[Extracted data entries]
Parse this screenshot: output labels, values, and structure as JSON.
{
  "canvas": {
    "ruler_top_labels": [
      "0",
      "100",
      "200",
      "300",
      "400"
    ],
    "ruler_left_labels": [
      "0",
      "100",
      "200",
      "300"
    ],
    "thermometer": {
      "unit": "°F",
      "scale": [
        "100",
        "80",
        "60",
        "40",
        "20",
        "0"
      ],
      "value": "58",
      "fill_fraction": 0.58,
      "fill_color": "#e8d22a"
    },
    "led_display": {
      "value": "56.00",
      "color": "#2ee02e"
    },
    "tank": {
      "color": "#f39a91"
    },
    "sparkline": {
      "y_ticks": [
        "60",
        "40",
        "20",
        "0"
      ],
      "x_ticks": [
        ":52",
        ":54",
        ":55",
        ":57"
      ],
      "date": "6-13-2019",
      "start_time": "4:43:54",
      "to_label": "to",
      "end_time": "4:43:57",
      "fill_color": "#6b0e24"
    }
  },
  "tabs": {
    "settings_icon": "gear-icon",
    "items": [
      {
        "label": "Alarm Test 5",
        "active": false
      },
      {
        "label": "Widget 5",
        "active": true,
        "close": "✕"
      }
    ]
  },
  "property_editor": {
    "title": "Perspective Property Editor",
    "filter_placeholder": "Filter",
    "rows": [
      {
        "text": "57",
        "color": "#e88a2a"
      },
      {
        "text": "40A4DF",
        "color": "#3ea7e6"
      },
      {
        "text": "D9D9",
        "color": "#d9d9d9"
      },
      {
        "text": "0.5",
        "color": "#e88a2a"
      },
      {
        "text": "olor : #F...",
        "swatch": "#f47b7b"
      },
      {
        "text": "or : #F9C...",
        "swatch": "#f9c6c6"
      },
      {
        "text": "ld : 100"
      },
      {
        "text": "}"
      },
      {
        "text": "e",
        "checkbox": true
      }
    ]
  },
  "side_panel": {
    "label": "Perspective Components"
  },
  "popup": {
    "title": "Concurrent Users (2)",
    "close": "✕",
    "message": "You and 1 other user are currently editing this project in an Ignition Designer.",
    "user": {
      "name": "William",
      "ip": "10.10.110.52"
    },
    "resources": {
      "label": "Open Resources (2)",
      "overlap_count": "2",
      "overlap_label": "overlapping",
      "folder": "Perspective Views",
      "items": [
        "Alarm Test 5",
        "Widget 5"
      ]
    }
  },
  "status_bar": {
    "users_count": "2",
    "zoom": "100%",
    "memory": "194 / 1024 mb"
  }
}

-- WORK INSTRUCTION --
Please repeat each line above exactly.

-- RESPONSE AREA --
Parse this screenshot: output labels, values, and structure as JSON.
{
  "canvas": {
    "ruler_top_labels": [
      "0",
      "100",
      "200",
      "300",
      "400"
    ],
    "ruler_left_labels": [
      "0",
      "100",
      "200",
      "300"
    ],
    "thermometer": {
      "unit": "°F",
      "scale": [
        "100",
        "80",
        "60",
        "40",
        "20",
        "0"
      ],
      "value": "58",
      "fill_fraction": 0.58,
      "fill_color": "#e8d22a"
    },
    "led_display": {
      "value": "56.00",
      "color": "#2ee02e"
    },
    "tank": {
      "color": "#f39a91"
    },
    "sparkline": {
      "y_ticks": [
        "60",
        "40",
        "20",
        "0"
      ],
      "x_ticks": [
        ":52",
        ":54",
        ":55",
        ":57"
      ],
      "date": "6-13-2019",
      "start_time": "4:43:54",
      "to_label": "to",
      "end_time": "4:43:57",
      "fill_color": "#6b0e24"
    }
  },
  "tabs": {
    "settings_icon": "gear-icon",
    "items": [
      {
        "label": "Alarm Test 5",
        "active": false
      },
      {
        "label": "Widget 5",
        "active": true,
        "close": "✕"
      }
    ]
  },
  "property_editor": {
    "title": "Perspective Property Editor",
    "filter_placeholder": "Filter",
    "rows": [
      {
        "text": "57",
        "color": "#e88a2a"
      },
      {
        "text": "40A4DF",
        "color": "#3ea7e6"
      },
      {
        "text": "D9D9",
        "color": "#d9d9d9"
      },
      {
        "text": "0.5",
        "color": "#e88a2a"
      },
      {
        "text": "olor : #F...",
        "swatch": "#f47b7b"
      },
      {
        "text": "or : #F9C...",
        "swatch": "#f9c6c6"
      },
      {
        "text": "ld : 100"
      },
      {
        "text": "}"
      },
      {
        "text": "e",
        "checkbox": true
      }
    ]
  },
  "side_panel": {
    "label": "Perspective Components"
  },
  "popup": {
    "title": "Concurrent Users (2)",
    "close": "✕",
    "message": "You and 1 other user are currently editing this project in an Ignition Designer.",
    "user": {
      "name": "William",
      "ip": "10.10.110.52"
    },
    "resources": {
      "label": "Open Resources (2)",
      "overlap_count": "2",
      "overlap_label": "overlapping",
      "folder": "Perspective Views",
      "items": [
        "Alarm Test 5",
        "Widget 5"
      ]
    }
  },
  "status_bar": {
    "users_count": "2",
    "zoom": "100%",
    "memory": "194 / 1024 mb"
  }
}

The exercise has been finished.